- Requirement -
Without including any images, reproduce each entry exactly.
+++ Data to use
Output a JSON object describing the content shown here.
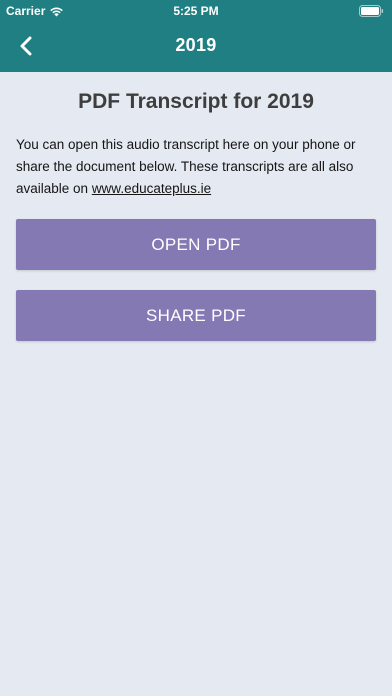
{
  "status_bar": {
    "carrier": "Carrier",
    "time": "5:25 PM"
  },
  "nav": {
    "title": "2019",
    "back_icon": "chevron-left-icon"
  },
  "main": {
    "title": "PDF Transcript for 2019",
    "description": "You can open this audio transcript here on your phone or share the document below. These transcripts are all also available on ",
    "link_text": "www.educateplus.ie",
    "open_button": "OPEN PDF",
    "share_button": "SHARE PDF"
  },
  "colors": {
    "header": "#1f7f82",
    "background": "#e4e9f2",
    "button": "#8579b4"
  }
}
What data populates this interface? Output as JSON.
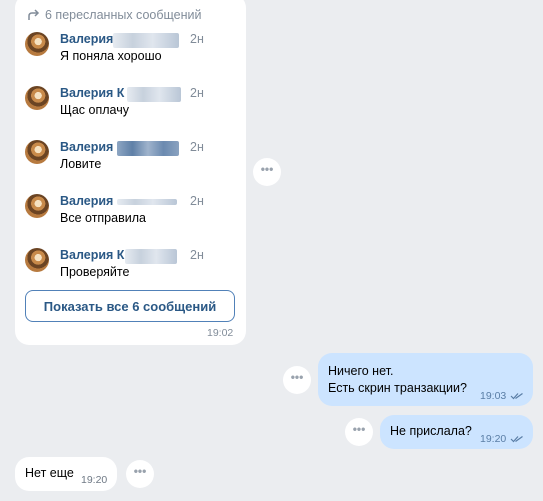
{
  "forwarded": {
    "header": "6 пересланных сообщений",
    "messages": [
      {
        "name": "Валерия",
        "time": "2н",
        "text": "Я поняла хорошо"
      },
      {
        "name": "Валерия К",
        "time": "2н",
        "text": "Щас оплачу"
      },
      {
        "name": "Валерия",
        "time": "2н",
        "text": "Ловите"
      },
      {
        "name": "Валерия",
        "time": "2н",
        "text": "Все отправила"
      },
      {
        "name": "Валерия К",
        "time": "2н",
        "text": "Проверяйте"
      }
    ],
    "show_all_label": "Показать все 6 сообщений",
    "time": "19:02"
  },
  "messages": [
    {
      "direction": "out",
      "lines": [
        "Ничего нет.",
        "Есть скрин транзакции?"
      ],
      "time": "19:03"
    },
    {
      "direction": "out",
      "lines": [
        "Не прислала?"
      ],
      "time": "19:20"
    },
    {
      "direction": "in",
      "lines": [
        "Нет еще"
      ],
      "time": "19:20"
    }
  ],
  "more_icon": "ellipsis-icon",
  "colors": {
    "background": "#ebedf0",
    "outgoing_bubble": "#cce4ff",
    "incoming_bubble": "#ffffff",
    "link": "#2a5885",
    "muted": "#818c99"
  }
}
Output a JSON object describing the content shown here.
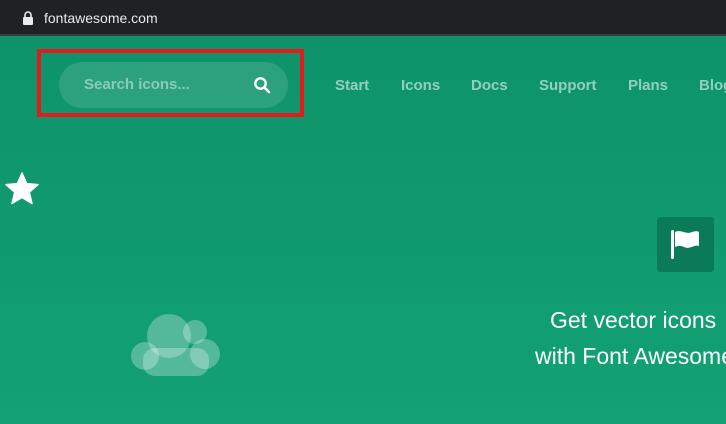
{
  "browser": {
    "url": "fontawesome.com"
  },
  "search": {
    "placeholder": "Search icons..."
  },
  "nav": {
    "items": [
      {
        "label": "Start"
      },
      {
        "label": "Icons"
      },
      {
        "label": "Docs"
      },
      {
        "label": "Support"
      },
      {
        "label": "Plans"
      },
      {
        "label": "Blog"
      }
    ]
  },
  "hero": {
    "line1": "Get vector icons",
    "line2": "with Font Awesome"
  },
  "icons": {
    "lock": "lock-icon",
    "search": "search-icon",
    "star": "star-icon",
    "cloud": "cloud-icon",
    "flag": "flag-icon"
  },
  "colors": {
    "background": "#139e73",
    "highlight_border": "#e51b1b",
    "url_bar": "#202124"
  }
}
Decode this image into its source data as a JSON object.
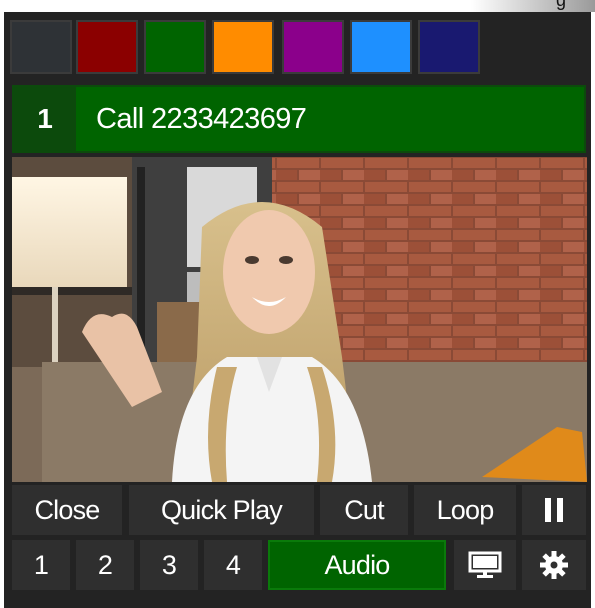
{
  "swatches": [
    {
      "name": "none",
      "color": "#2e3236"
    },
    {
      "name": "red",
      "color": "#8b0000"
    },
    {
      "name": "green",
      "color": "#006400"
    },
    {
      "name": "orange",
      "color": "#ff8c00"
    },
    {
      "name": "purple",
      "color": "#8b008b"
    },
    {
      "name": "blue",
      "color": "#1e90ff"
    },
    {
      "name": "navy",
      "color": "#191970"
    }
  ],
  "input": {
    "number": "1",
    "title": "Call 2233423697",
    "preview": "video-feed"
  },
  "buttons_row1": {
    "close": "Close",
    "quick_play": "Quick Play",
    "cut": "Cut",
    "loop": "Loop",
    "pause_icon": "pause-icon"
  },
  "buttons_row2": {
    "overlays": [
      "1",
      "2",
      "3",
      "4"
    ],
    "audio": "Audio",
    "audio_active": true,
    "monitor_icon": "monitor-icon",
    "settings_icon": "gear-icon"
  }
}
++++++
- Solution to this problem -
Output a JSON object describing the content shown here.
{
  "status_bar": {
    "carrier": "Carrier",
    "time": "5:25 PM"
  },
  "nav": {
    "title": "2019",
    "back_icon": "chevron-left-icon"
  },
  "main": {
    "title": "PDF Transcript for 2019",
    "description": "You can open this audio transcript here on your phone or share the document below. These transcripts are all also available on ",
    "link_text": "www.educateplus.ie",
    "open_button": "OPEN PDF",
    "share_button": "SHARE PDF"
  },
  "colors": {
    "header": "#1f7f82",
    "background": "#e4e9f2",
    "button": "#8579b4"
  }
}
What data populates this interface? Output as JSON.
{
  "forwarded": {
    "header": "6 пересланных сообщений",
    "messages": [
      {
        "name": "Валерия",
        "time": "2н",
        "text": "Я поняла хорошо"
      },
      {
        "name": "Валерия К",
        "time": "2н",
        "text": "Щас оплачу"
      },
      {
        "name": "Валерия",
        "time": "2н",
        "text": "Ловите"
      },
      {
        "name": "Валерия",
        "time": "2н",
        "text": "Все отправила"
      },
      {
        "name": "Валерия К",
        "time": "2н",
        "text": "Проверяйте"
      }
    ],
    "show_all_label": "Показать все 6 сообщений",
    "time": "19:02"
  },
  "messages": [
    {
      "direction": "out",
      "lines": [
        "Ничего нет.",
        "Есть скрин транзакции?"
      ],
      "time": "19:03"
    },
    {
      "direction": "out",
      "lines": [
        "Не прислала?"
      ],
      "time": "19:20"
    },
    {
      "direction": "in",
      "lines": [
        "Нет еще"
      ],
      "time": "19:20"
    }
  ],
  "more_icon": "ellipsis-icon",
  "colors": {
    "background": "#ebedf0",
    "outgoing_bubble": "#cce4ff",
    "incoming_bubble": "#ffffff",
    "link": "#2a5885",
    "muted": "#818c99"
  }
}
Output a JSON object describing the content shown here.
{
  "browser": {
    "url": "fontawesome.com"
  },
  "search": {
    "placeholder": "Search icons..."
  },
  "nav": {
    "items": [
      {
        "label": "Start"
      },
      {
        "label": "Icons"
      },
      {
        "label": "Docs"
      },
      {
        "label": "Support"
      },
      {
        "label": "Plans"
      },
      {
        "label": "Blog"
      }
    ]
  },
  "hero": {
    "line1": "Get vector icons",
    "line2": "with Font Awesome"
  },
  "icons": {
    "lock": "lock-icon",
    "search": "search-icon",
    "star": "star-icon",
    "cloud": "cloud-icon",
    "flag": "flag-icon"
  },
  "colors": {
    "background": "#139e73",
    "highlight_border": "#e51b1b",
    "url_bar": "#202124"
  }
}
Decode this image into its source data as a JSON object.
{
  "swatches": [
    {
      "name": "none",
      "color": "#2e3236"
    },
    {
      "name": "red",
      "color": "#8b0000"
    },
    {
      "name": "green",
      "color": "#006400"
    },
    {
      "name": "orange",
      "color": "#ff8c00"
    },
    {
      "name": "purple",
      "color": "#8b008b"
    },
    {
      "name": "blue",
      "color": "#1e90ff"
    },
    {
      "name": "navy",
      "color": "#191970"
    }
  ],
  "input": {
    "number": "1",
    "title": "Call 2233423697",
    "preview": "video-feed"
  },
  "buttons_row1": {
    "close": "Close",
    "quick_play": "Quick Play",
    "cut": "Cut",
    "loop": "Loop",
    "pause_icon": "pause-icon"
  },
  "buttons_row2": {
    "overlays": [
      "1",
      "2",
      "3",
      "4"
    ],
    "audio": "Audio",
    "audio_active": true,
    "monitor_icon": "monitor-icon",
    "settings_icon": "gear-icon"
  }
}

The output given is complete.